━━━━━ AVAILABLE RECORDS ━━━━━

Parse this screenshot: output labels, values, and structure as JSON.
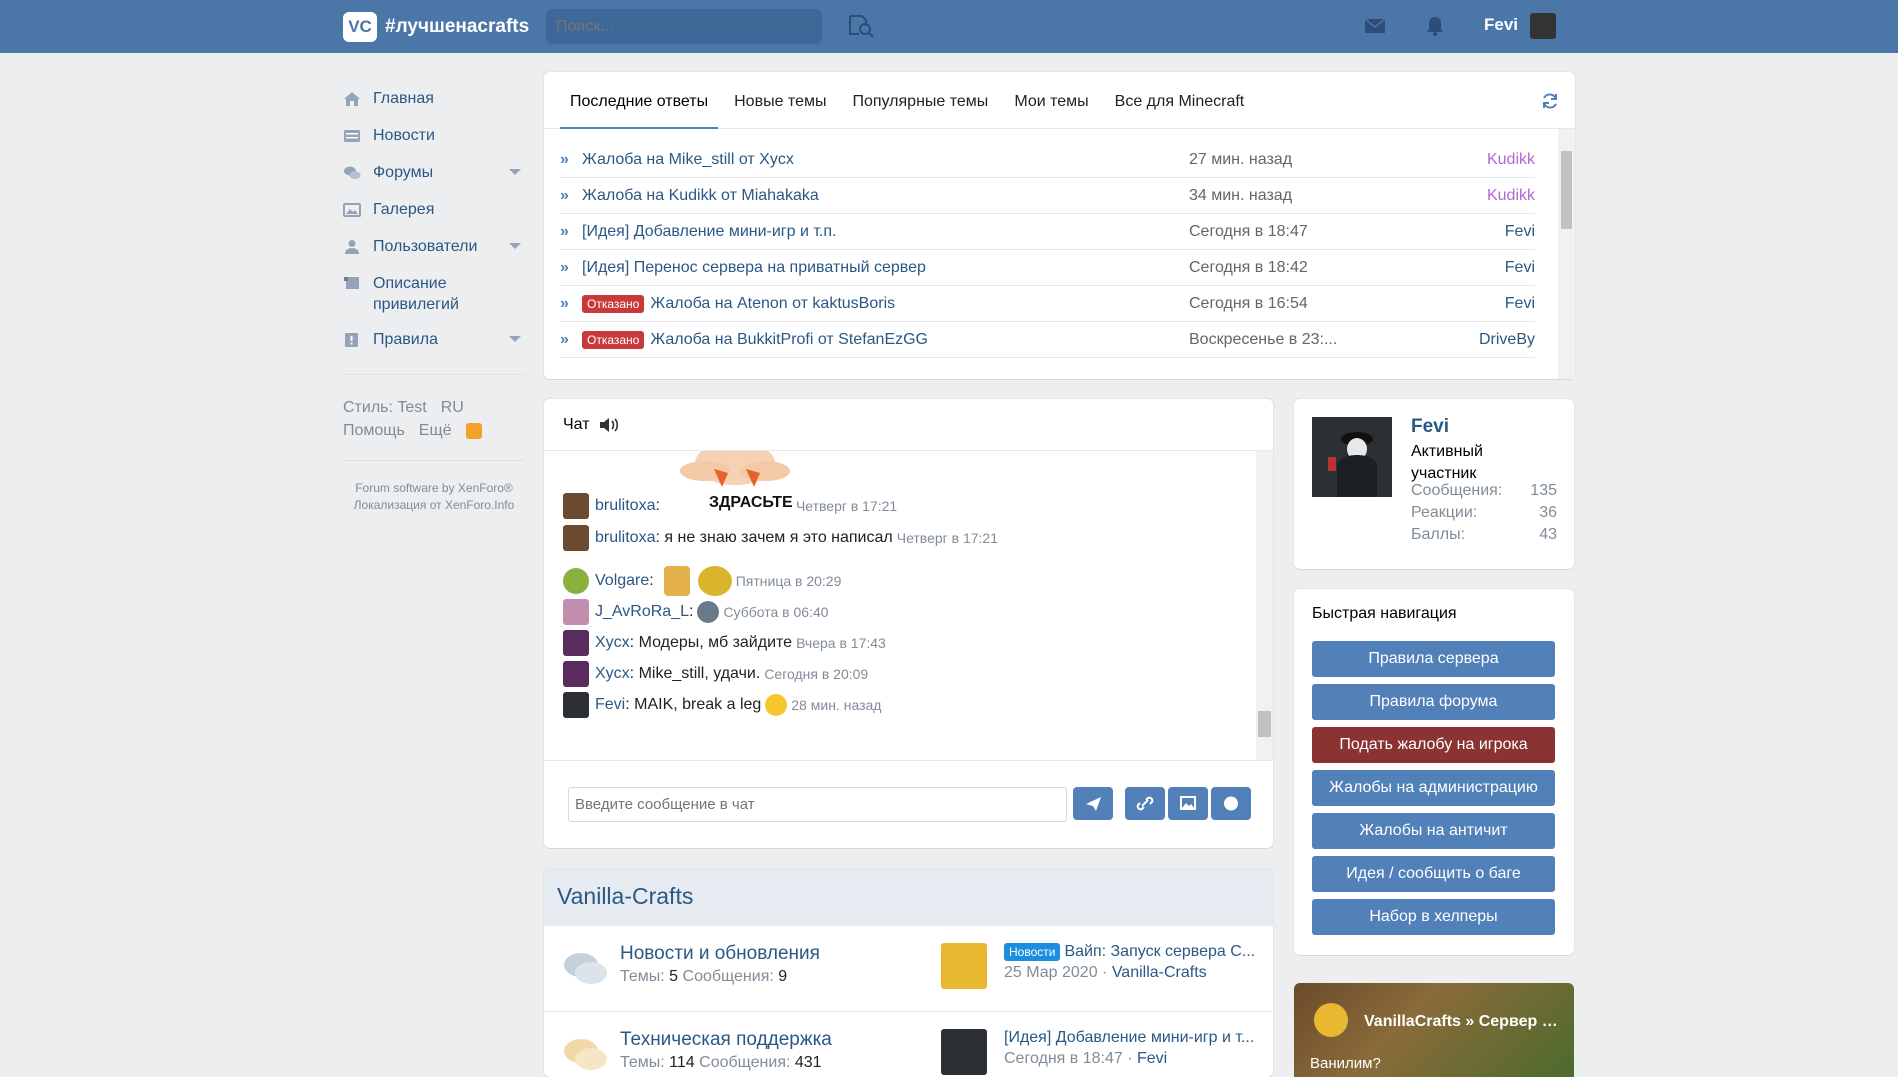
{
  "header": {
    "logo_badge": "VC",
    "logo_text": "#лучшенасrafts",
    "search_placeholder": "Поиск...",
    "username": "Fevi"
  },
  "nav": {
    "items": [
      {
        "label": "Главная",
        "icon": "home-icon"
      },
      {
        "label": "Новости",
        "icon": "news-icon"
      },
      {
        "label": "Форумы",
        "icon": "forums-icon"
      },
      {
        "label": "Галерея",
        "icon": "gallery-icon"
      },
      {
        "label": "Пользователи",
        "icon": "users-icon"
      },
      {
        "label": "Описание привилегий",
        "icon": "scroll-icon"
      },
      {
        "label": "Правила",
        "icon": "rules-icon"
      }
    ],
    "style_label": "Стиль: Test",
    "lang": "RU",
    "help": "Помощь",
    "more": "Ещё",
    "copyright1": "Forum software by XenForo®",
    "copyright2": "Локализация от XenForo.Info"
  },
  "tabs": [
    "Последние ответы",
    "Новые темы",
    "Популярные темы",
    "Мои темы",
    "Все для Minecraft"
  ],
  "threads": [
    {
      "tag": "",
      "title": "Жалоба на Mike_still от Xycx",
      "date": "27 мин. назад",
      "user": "Kudikk",
      "user_color": "#b366d6"
    },
    {
      "tag": "",
      "title": "Жалоба на Kudikk от Miahakaka",
      "date": "34 мин. назад",
      "user": "Kudikk",
      "user_color": "#b366d6"
    },
    {
      "tag": "",
      "title": "[Идея] Добавление мини-игр и т.п.",
      "date": "Сегодня в 18:47",
      "user": "Fevi",
      "user_color": "#2a5885"
    },
    {
      "tag": "",
      "title": "[Идея] Перенос сервера на приватный сервер",
      "date": "Сегодня в 18:42",
      "user": "Fevi",
      "user_color": "#2a5885"
    },
    {
      "tag": "Отказано",
      "title": "Жалоба на Atenon от kaktusBoris",
      "date": "Сегодня в 16:54",
      "user": "Fevi",
      "user_color": "#2a5885"
    },
    {
      "tag": "Отказано",
      "title": "Жалоба на BukkitProfi от StefanEzGG",
      "date": "Воскресенье в 23:...",
      "user": "DriveBy",
      "user_color": "#2a5885"
    }
  ],
  "chat": {
    "title": "Чат",
    "placeholder": "Введите сообщение в чат",
    "sticker_text": "ЗДРАСЬТЕ",
    "messages": [
      {
        "user": "brulitoxa",
        "text": ":",
        "date": "Четверг в 17:21"
      },
      {
        "user": "brulitoxa",
        "text": ": я не знаю зачем я это написал",
        "date": "Четверг в 17:21"
      },
      {
        "user": "Volgare",
        "text": ":",
        "date": "Пятница в 20:29"
      },
      {
        "user": "J_AvRoRa_L",
        "text": ":",
        "date": "Суббота в 06:40"
      },
      {
        "user": "Xycx",
        "text": ": Модеры, мб зайдите",
        "date": "Вчера в 17:43"
      },
      {
        "user": "Xycx",
        "text": ": Mike_still, удачи.",
        "date": "Сегодня в 20:09"
      },
      {
        "user": "Fevi",
        "text": ": MAIK, break a leg",
        "date": "28 мин. назад"
      }
    ]
  },
  "category": {
    "title": "Vanilla-Crafts",
    "forums": [
      {
        "title": "Новости и обновления",
        "threads_label": "Темы:",
        "threads": "5",
        "posts_label": "Сообщения:",
        "posts": "9",
        "tag": "Новости",
        "last": "Вайп: Запуск сервера С...",
        "date": "25 Мар 2020",
        "last_user": "Vanilla-Crafts"
      },
      {
        "title": "Техническая поддержка",
        "threads_label": "Темы:",
        "threads": "114",
        "posts_label": "Сообщения:",
        "posts": "431",
        "tag": "",
        "last": "[Идея] Добавление мини-игр и т...",
        "date": "Сегодня в 18:47",
        "last_user": "Fevi"
      }
    ]
  },
  "profile": {
    "name": "Fevi",
    "role": "Активный участник",
    "stats": [
      {
        "label": "Сообщения:",
        "value": "135"
      },
      {
        "label": "Реакции:",
        "value": "36"
      },
      {
        "label": "Баллы:",
        "value": "43"
      }
    ]
  },
  "quicknav": {
    "title": "Быстрая навигация",
    "buttons": [
      "Правила сервера",
      "Правила форума",
      "Подать жалобу на игрока",
      "Жалобы на администрацию",
      "Жалобы на античит",
      "Идея / сообщить о баге",
      "Набор в хелперы"
    ]
  },
  "promo": {
    "title": "VanillaCrafts » Сервер б...",
    "subtitle": "Ванилим?"
  },
  "colors": {
    "brand": "#4a76a8",
    "link": "#2a5885",
    "button": "#5181b8",
    "danger": "#8a3333"
  }
}
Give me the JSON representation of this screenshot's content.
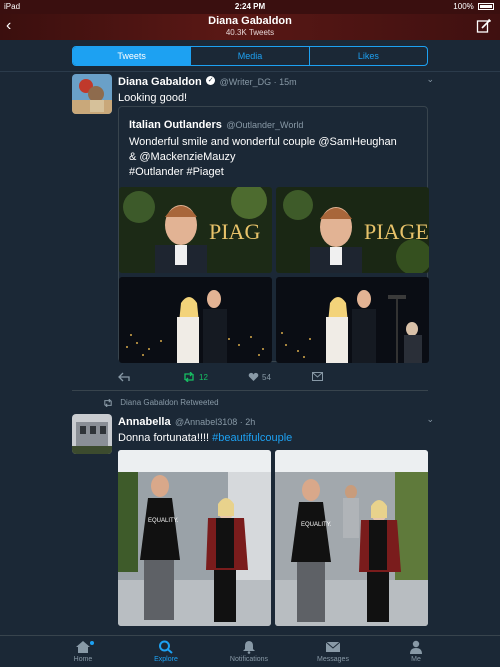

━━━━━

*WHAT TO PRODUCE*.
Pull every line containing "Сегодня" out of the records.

*SOLUTION TO THIS TASK*.
      "date": "Сегодня в 18:47",
      "date": "Сегодня в 18:42",
      "date": "Сегодня в 16:54",
        "date": "Сегодня в 20:09"
        "date": "Сегодня в 18:47",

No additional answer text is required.